Record set »
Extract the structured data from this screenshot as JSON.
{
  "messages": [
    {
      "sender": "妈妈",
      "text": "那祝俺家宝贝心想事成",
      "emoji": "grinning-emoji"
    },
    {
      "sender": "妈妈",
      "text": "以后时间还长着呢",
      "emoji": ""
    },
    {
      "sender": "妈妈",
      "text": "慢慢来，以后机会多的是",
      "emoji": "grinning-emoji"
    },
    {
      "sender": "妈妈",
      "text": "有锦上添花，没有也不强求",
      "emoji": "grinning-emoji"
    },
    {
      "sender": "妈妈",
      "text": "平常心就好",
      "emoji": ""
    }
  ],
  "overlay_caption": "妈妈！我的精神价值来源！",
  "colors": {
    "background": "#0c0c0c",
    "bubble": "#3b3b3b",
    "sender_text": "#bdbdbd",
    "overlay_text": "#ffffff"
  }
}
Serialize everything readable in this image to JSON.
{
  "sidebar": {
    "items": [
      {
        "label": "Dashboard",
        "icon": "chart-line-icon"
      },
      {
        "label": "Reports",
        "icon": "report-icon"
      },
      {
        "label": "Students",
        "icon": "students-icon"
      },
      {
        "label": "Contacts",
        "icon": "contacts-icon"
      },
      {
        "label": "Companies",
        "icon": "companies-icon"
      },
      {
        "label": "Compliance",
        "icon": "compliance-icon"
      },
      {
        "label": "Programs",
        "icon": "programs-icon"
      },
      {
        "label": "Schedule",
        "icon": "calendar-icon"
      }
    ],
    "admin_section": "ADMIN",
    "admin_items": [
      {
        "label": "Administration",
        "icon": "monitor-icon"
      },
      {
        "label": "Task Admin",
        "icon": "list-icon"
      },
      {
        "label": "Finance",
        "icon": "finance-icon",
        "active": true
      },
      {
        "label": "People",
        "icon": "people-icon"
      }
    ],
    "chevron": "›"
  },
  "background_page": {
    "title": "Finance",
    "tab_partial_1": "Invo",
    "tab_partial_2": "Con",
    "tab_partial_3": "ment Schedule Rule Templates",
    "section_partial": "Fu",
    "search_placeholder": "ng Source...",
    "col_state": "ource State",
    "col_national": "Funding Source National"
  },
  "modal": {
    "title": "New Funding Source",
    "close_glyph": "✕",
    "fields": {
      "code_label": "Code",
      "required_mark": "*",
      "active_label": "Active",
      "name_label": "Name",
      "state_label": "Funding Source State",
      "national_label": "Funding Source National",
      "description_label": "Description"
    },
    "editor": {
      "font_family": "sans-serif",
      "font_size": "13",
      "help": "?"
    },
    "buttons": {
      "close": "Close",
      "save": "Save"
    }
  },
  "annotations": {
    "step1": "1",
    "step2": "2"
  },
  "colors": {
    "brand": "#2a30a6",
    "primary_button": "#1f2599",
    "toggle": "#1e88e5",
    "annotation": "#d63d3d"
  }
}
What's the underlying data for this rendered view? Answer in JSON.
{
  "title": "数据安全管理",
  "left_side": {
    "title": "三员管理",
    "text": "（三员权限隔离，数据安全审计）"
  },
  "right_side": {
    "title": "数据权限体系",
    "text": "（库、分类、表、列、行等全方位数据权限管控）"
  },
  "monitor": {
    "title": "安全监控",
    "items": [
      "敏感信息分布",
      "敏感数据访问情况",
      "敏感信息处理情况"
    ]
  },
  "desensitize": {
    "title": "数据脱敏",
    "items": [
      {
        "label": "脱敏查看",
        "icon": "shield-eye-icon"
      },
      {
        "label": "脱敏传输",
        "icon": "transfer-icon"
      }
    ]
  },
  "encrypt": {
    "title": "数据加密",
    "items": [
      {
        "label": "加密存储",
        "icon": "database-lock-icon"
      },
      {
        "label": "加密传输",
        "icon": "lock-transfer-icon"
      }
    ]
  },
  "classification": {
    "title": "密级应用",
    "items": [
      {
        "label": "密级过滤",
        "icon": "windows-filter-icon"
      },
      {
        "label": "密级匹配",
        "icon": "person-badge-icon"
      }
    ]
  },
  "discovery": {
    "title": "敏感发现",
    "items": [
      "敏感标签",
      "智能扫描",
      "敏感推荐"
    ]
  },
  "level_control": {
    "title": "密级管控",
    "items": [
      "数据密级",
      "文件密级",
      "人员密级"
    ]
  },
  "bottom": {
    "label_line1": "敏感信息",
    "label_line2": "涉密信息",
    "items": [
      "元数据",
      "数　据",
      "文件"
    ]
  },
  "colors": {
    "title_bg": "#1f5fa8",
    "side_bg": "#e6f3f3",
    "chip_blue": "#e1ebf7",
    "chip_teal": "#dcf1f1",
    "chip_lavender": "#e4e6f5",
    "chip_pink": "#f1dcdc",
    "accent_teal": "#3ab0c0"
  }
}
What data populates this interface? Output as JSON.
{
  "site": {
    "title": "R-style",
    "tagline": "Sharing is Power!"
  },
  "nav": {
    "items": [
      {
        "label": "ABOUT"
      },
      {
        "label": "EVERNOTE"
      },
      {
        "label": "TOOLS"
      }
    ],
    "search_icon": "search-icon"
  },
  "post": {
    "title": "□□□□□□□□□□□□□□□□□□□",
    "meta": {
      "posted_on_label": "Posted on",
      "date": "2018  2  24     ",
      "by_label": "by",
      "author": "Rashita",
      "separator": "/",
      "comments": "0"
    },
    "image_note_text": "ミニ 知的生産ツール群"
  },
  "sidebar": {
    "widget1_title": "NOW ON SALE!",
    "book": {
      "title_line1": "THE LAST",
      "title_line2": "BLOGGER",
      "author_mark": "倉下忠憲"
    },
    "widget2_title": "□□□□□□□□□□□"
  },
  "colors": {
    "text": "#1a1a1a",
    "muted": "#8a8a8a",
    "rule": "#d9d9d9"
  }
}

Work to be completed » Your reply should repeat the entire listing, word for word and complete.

Exercise result »
Extract the structured data from this screenshot as JSON.
{
  "messages": [
    {
      "sender": "妈妈",
      "text": "那祝俺家宝贝心想事成",
      "emoji": "grinning-emoji"
    },
    {
      "sender": "妈妈",
      "text": "以后时间还长着呢",
      "emoji": ""
    },
    {
      "sender": "妈妈",
      "text": "慢慢来，以后机会多的是",
      "emoji": "grinning-emoji"
    },
    {
      "sender": "妈妈",
      "text": "有锦上添花，没有也不强求",
      "emoji": "grinning-emoji"
    },
    {
      "sender": "妈妈",
      "text": "平常心就好",
      "emoji": ""
    }
  ],
  "overlay_caption": "妈妈！我的精神价值来源！",
  "colors": {
    "background": "#0c0c0c",
    "bubble": "#3b3b3b",
    "sender_text": "#bdbdbd",
    "overlay_text": "#ffffff"
  }
}
Serialize everything readable in this image to JSON.
{
  "sidebar": {
    "items": [
      {
        "label": "Dashboard",
        "icon": "chart-line-icon"
      },
      {
        "label": "Reports",
        "icon": "report-icon"
      },
      {
        "label": "Students",
        "icon": "students-icon"
      },
      {
        "label": "Contacts",
        "icon": "contacts-icon"
      },
      {
        "label": "Companies",
        "icon": "companies-icon"
      },
      {
        "label": "Compliance",
        "icon": "compliance-icon"
      },
      {
        "label": "Programs",
        "icon": "programs-icon"
      },
      {
        "label": "Schedule",
        "icon": "calendar-icon"
      }
    ],
    "admin_section": "ADMIN",
    "admin_items": [
      {
        "label": "Administration",
        "icon": "monitor-icon"
      },
      {
        "label": "Task Admin",
        "icon": "list-icon"
      },
      {
        "label": "Finance",
        "icon": "finance-icon",
        "active": true
      },
      {
        "label": "People",
        "icon": "people-icon"
      }
    ],
    "chevron": "›"
  },
  "background_page": {
    "title": "Finance",
    "tab_partial_1": "Invo",
    "tab_partial_2": "Con",
    "tab_partial_3": "ment Schedule Rule Templates",
    "section_partial": "Fu",
    "search_placeholder": "ng Source...",
    "col_state": "ource State",
    "col_national": "Funding Source National"
  },
  "modal": {
    "title": "New Funding Source",
    "close_glyph": "✕",
    "fields": {
      "code_label": "Code",
      "required_mark": "*",
      "active_label": "Active",
      "name_label": "Name",
      "state_label": "Funding Source State",
      "national_label": "Funding Source National",
      "description_label": "Description"
    },
    "editor": {
      "font_family": "sans-serif",
      "font_size": "13",
      "help": "?"
    },
    "buttons": {
      "close": "Close",
      "save": "Save"
    }
  },
  "annotations": {
    "step1": "1",
    "step2": "2"
  },
  "colors": {
    "brand": "#2a30a6",
    "primary_button": "#1f2599",
    "toggle": "#1e88e5",
    "annotation": "#d63d3d"
  }
}
What's the underlying data for this rendered view? Answer in JSON.
{
  "title": "数据安全管理",
  "left_side": {
    "title": "三员管理",
    "text": "（三员权限隔离，数据安全审计）"
  },
  "right_side": {
    "title": "数据权限体系",
    "text": "（库、分类、表、列、行等全方位数据权限管控）"
  },
  "monitor": {
    "title": "安全监控",
    "items": [
      "敏感信息分布",
      "敏感数据访问情况",
      "敏感信息处理情况"
    ]
  },
  "desensitize": {
    "title": "数据脱敏",
    "items": [
      {
        "label": "脱敏查看",
        "icon": "shield-eye-icon"
      },
      {
        "label": "脱敏传输",
        "icon": "transfer-icon"
      }
    ]
  },
  "encrypt": {
    "title": "数据加密",
    "items": [
      {
        "label": "加密存储",
        "icon": "database-lock-icon"
      },
      {
        "label": "加密传输",
        "icon": "lock-transfer-icon"
      }
    ]
  },
  "classification": {
    "title": "密级应用",
    "items": [
      {
        "label": "密级过滤",
        "icon": "windows-filter-icon"
      },
      {
        "label": "密级匹配",
        "icon": "person-badge-icon"
      }
    ]
  },
  "discovery": {
    "title": "敏感发现",
    "items": [
      "敏感标签",
      "智能扫描",
      "敏感推荐"
    ]
  },
  "level_control": {
    "title": "密级管控",
    "items": [
      "数据密级",
      "文件密级",
      "人员密级"
    ]
  },
  "bottom": {
    "label_line1": "敏感信息",
    "label_line2": "涉密信息",
    "items": [
      "元数据",
      "数　据",
      "文件"
    ]
  },
  "colors": {
    "title_bg": "#1f5fa8",
    "side_bg": "#e6f3f3",
    "chip_blue": "#e1ebf7",
    "chip_teal": "#dcf1f1",
    "chip_lavender": "#e4e6f5",
    "chip_pink": "#f1dcdc",
    "accent_teal": "#3ab0c0"
  }
}
What data populates this interface? Output as JSON.
{
  "site": {
    "title": "R-style",
    "tagline": "Sharing is Power!"
  },
  "nav": {
    "items": [
      {
        "label": "ABOUT"
      },
      {
        "label": "EVERNOTE"
      },
      {
        "label": "TOOLS"
      }
    ],
    "search_icon": "search-icon"
  },
  "post": {
    "title": "□□□□□□□□□□□□□□□□□□□",
    "meta": {
      "posted_on_label": "Posted on",
      "date": "2018  2  24     ",
      "by_label": "by",
      "author": "Rashita",
      "separator": "/",
      "comments": "0"
    },
    "image_note_text": "ミニ 知的生産ツール群"
  },
  "sidebar": {
    "widget1_title": "NOW ON SALE!",
    "book": {
      "title_line1": "THE LAST",
      "title_line2": "BLOGGER",
      "author_mark": "倉下忠憲"
    },
    "widget2_title": "□□□□□□□□□□□"
  },
  "colors": {
    "text": "#1a1a1a",
    "muted": "#8a8a8a",
    "rule": "#d9d9d9"
  }
}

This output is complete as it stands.